** Task to carry out **
Some lines below may hold the string "Protocol". Count them and give only the total.

Component data from apps and pages
········
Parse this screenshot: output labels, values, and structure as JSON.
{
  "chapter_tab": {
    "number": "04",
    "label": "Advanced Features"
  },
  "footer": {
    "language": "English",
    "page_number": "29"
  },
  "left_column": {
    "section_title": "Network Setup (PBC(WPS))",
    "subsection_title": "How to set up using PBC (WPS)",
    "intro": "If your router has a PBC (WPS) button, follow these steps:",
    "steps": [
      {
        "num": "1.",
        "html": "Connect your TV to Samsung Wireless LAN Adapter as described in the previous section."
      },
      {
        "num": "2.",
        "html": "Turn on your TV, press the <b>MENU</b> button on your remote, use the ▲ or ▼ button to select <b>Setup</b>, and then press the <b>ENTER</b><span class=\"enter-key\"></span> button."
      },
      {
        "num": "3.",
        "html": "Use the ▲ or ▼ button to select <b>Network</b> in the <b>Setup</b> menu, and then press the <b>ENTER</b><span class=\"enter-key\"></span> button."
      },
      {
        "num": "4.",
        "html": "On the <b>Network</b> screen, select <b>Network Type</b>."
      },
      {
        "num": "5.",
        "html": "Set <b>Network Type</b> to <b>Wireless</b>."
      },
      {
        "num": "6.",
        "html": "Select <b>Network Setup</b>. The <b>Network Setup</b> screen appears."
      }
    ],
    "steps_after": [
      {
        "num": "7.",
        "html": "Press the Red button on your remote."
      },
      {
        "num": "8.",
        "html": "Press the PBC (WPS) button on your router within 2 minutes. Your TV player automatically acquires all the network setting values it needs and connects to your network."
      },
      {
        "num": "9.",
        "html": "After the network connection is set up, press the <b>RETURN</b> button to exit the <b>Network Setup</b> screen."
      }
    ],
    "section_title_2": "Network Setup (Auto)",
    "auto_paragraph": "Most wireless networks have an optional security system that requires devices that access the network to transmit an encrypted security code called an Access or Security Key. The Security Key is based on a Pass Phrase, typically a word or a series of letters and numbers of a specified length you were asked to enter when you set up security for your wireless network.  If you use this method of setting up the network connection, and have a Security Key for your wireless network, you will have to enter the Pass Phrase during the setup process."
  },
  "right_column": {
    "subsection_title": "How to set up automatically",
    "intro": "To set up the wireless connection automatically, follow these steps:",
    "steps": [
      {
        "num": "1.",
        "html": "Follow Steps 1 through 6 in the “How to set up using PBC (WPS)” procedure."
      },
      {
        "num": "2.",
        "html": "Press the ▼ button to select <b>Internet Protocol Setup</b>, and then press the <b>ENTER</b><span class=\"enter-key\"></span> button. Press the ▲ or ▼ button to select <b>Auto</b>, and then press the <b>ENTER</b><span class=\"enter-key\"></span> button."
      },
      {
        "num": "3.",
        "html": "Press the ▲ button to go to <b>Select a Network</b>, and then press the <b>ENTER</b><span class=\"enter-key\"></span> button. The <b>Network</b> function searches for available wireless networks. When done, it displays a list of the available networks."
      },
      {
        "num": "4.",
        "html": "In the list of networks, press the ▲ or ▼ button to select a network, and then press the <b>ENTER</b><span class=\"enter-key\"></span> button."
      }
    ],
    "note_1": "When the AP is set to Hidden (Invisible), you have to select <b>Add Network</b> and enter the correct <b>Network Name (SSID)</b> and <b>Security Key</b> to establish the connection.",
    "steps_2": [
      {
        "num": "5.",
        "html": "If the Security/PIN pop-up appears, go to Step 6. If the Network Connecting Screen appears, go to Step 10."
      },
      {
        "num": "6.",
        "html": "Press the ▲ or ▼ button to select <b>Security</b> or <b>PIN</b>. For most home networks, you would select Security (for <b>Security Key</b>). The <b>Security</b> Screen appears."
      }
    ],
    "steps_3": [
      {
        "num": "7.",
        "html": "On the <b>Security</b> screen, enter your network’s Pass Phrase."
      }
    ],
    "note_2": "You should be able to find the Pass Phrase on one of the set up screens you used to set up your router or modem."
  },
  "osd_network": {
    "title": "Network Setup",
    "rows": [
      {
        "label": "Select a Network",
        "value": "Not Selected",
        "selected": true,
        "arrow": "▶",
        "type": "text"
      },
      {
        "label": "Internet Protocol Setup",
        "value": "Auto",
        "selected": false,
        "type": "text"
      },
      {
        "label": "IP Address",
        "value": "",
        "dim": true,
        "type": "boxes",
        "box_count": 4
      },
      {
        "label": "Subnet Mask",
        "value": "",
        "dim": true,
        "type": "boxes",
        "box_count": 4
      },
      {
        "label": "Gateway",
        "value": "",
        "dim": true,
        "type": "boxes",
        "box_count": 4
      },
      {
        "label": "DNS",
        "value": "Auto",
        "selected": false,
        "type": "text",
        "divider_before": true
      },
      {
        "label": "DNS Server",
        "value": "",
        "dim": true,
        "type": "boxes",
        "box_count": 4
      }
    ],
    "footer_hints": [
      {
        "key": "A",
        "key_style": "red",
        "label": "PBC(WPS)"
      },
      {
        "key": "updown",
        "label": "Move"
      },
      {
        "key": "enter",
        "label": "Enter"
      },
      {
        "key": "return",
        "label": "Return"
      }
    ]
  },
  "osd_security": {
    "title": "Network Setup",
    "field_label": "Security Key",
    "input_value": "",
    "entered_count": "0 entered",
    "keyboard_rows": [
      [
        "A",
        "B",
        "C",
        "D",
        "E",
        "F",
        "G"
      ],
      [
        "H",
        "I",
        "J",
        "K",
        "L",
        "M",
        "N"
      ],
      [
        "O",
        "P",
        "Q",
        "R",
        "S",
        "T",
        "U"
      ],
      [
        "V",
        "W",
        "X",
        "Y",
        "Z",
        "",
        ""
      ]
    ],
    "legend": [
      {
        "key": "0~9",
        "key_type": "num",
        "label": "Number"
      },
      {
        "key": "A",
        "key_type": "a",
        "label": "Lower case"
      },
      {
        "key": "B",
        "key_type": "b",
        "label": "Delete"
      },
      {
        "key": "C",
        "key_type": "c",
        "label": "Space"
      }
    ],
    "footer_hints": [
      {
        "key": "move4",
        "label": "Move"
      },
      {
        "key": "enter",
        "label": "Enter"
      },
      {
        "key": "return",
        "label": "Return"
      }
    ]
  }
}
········
** Result of this exercise **
2